As reported by Broadband Reports and now confirmed elsewhere, a Time Warner internal memo indicates Time Warner will pilot a program where it has an explicit bandwidth cap, and users that exceed the cap will pay additional explicit fees — rather like what happens now with your standard cell phone package where you buy a bundle of minutes and then pay for any overages. The pilot will include a website to allow customers to track their usage, moderate their behavior, or buy additional capacity if they wish.
I agree with Dave Isenberg that this is the best way for Time Warner to handle its network capacity constraints and address the supposed 5% of users gobbling 50% of the bandwidth. We can expect some heavy users to move to other networks without caps, but also expect that users that use much less capacity and frustrated by congestion caused by heavy use by others to prefer plans like Time Warner’s because it should produce a less congested pipe overall.
I would be remiss if I failed to note that I was just musing about this the other day, giving me a chance to do another Stephen Colbert I CALLED IT!!! dance.
O.K., shameless gloating over. Analysis below . . . .
As I have stated numerous times in the past, it is far better to be upfront about your network limitation problems than try to lie about them. Yes, it means admitting you built a crappier network than your rivals, but it will keep you from getting investigated by the FCC and will avoid pissing off your customers.
Unlike charging third parties to override user preferences (what I call Whitacre Tiering to avoid confusion with selling different service packages to the customer), this behavior at least links the problem (lack of capacity) with the cure. While it will to some degree encourage operators to ration scarcity, it also includes incentive to increase capacity to keep with up with demand (because users will only pay so much additional for use of capacity above their existing bundle). The cell phone network provides a reasonable example of this dynamic. By contrast, allowing providers to charge third parties to reach users creates a “two-sided” market where network operators have incentive to maintain scarcity and the capacity to capture monopoly/duopoly rents. (See this paper by Economedes and Tag for the proof.)
On the other hand, while I think this beats outright lying about your limitations, it’s not exactly a win-win for folks. As Ben Scott at Free Press observed, this highlights the overall crapiness of U.S. networks compared with other industrialized nations that offer faster, cheaper packages and don’t have to resort to metered pricing to address capacity issues. And while I hope this has a pro-competitive/shaming effect that will continue to spur investment upgrades and fiber to the home, it does allow network providers to forestall upgrades by incenting users to cut back on their own use.
Why is that a problem? Isn’t that more efficient and puts less strain on the network? Sure, but that has ripple impacts across the economy that suck for everyone else. Ecommerce is made possible in no small part because users have unlimited access. I can go online, browse, try stuff out, and stream or download content easily. I can view a teaser clip of a movie before deciding to buy it, or upload my video to Youtube, or watch someone else’s video, without worrying that I’m using “my minutes” (or, in this case, “my capacity”).
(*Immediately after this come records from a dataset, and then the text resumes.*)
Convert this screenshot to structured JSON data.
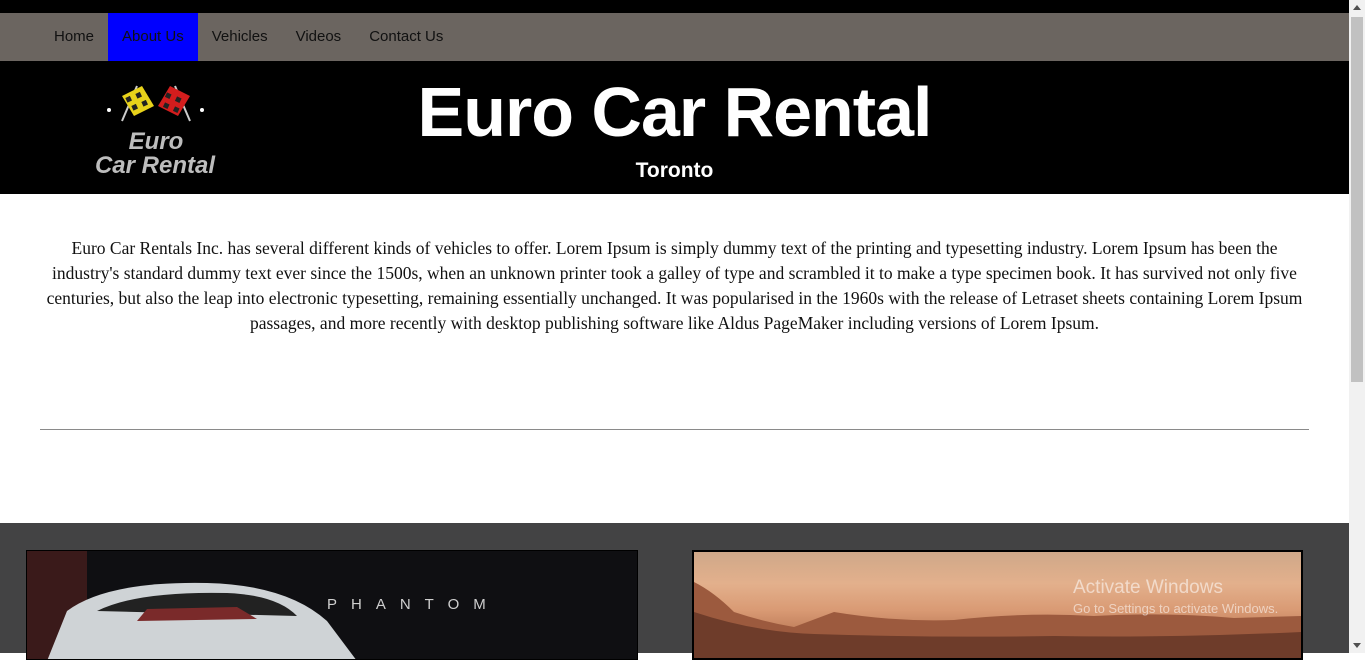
{
  "nav": {
    "items": [
      {
        "label": "Home"
      },
      {
        "label": "About Us",
        "active": true
      },
      {
        "label": "Vehicles"
      },
      {
        "label": "Videos"
      },
      {
        "label": "Contact Us"
      }
    ],
    "active_color": "#0000ff"
  },
  "header": {
    "logo_text": [
      "Euro",
      "Car Rental"
    ],
    "title": "Euro Car Rental",
    "subtitle": "Toronto"
  },
  "intro": {
    "text": "Euro Car Rentals Inc. has several different kinds of vehicles to offer. Lorem Ipsum is simply dummy text of the printing and typesetting industry. Lorem Ipsum has been the industry's standard dummy text ever since the 1500s, when an unknown printer took a galley of type and scrambled it to make a type specimen book. It has survived not only five centuries, but also the leap into electronic typesetting, remaining essentially unchanged. It was popularised in the 1960s with the release of Letraset sheets containing Lorem Ipsum passages, and more recently with desktop publishing software like Aldus PageMaker including versions of Lorem Ipsum."
  },
  "gallery": {
    "car_caption": "PHANTOM"
  },
  "watermark": {
    "title": "Activate Windows",
    "subtitle": "Go to Settings to activate Windows."
  }
}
Switch to a metered pricing system and that calculus changes. Yes, networks will experience less congestion. But this isn’t like electric power, where conservation has benefits beyond dealing with network capacity. Conserving power has overall benefits for the environment by reducing consumption of fossil fuels and so forth. It also doesn’t have nearly the same ripple impact on the economy. Whether my thermostat is at 65 or 72 does not effect if I try a new service or go shopping for additional goods. By contrast, my willingness to spend time on line has a major impact on my willingness to engage in e-business or try new online services. At flat rate, I browse Ebay as much as I want. At metered, I only go when I am sure I want something. At flat rate, I can subscribe to Yahoo! Radio or similar services. At metered, I have to factor in the additional cost of the connection.
So while I like Time Warner’s approach better than Comcast, I don’t pretend it solves the real problem. I also suspect that the folks who hope to make money off the internet, whether it’s the Ebays and Yahoos and others that rely on users staying online, airlines or banks or others trying to shift certain operations to much cheaper online processes, or even average workers trying to telecommute, will find themselves unhappy. And, as we spiral into a recession caused by the collapse of the housing bubble and the ripple effects of the credit crunch, we really don’t need to see people retreat from their ecommerce activity because metered pricing encourages “more efficient” use.
The real solution, of course, is policies that build out more capacity so that it becomes “too cheap to meter.” I expect a rash of experts will tell me that such a thing is ridiculous, despite the fact that we see it happening in other countries. Of course, the same experts told me on Monday that the idea of moving to metered pricing with user-defined traffic shaping was impractical, so I shall continue to press for solutions that solve the real problem of capacity rather than solve the problem in a way that conforms to the chosen business model of the broadband access providers.
Stay tuned . . . .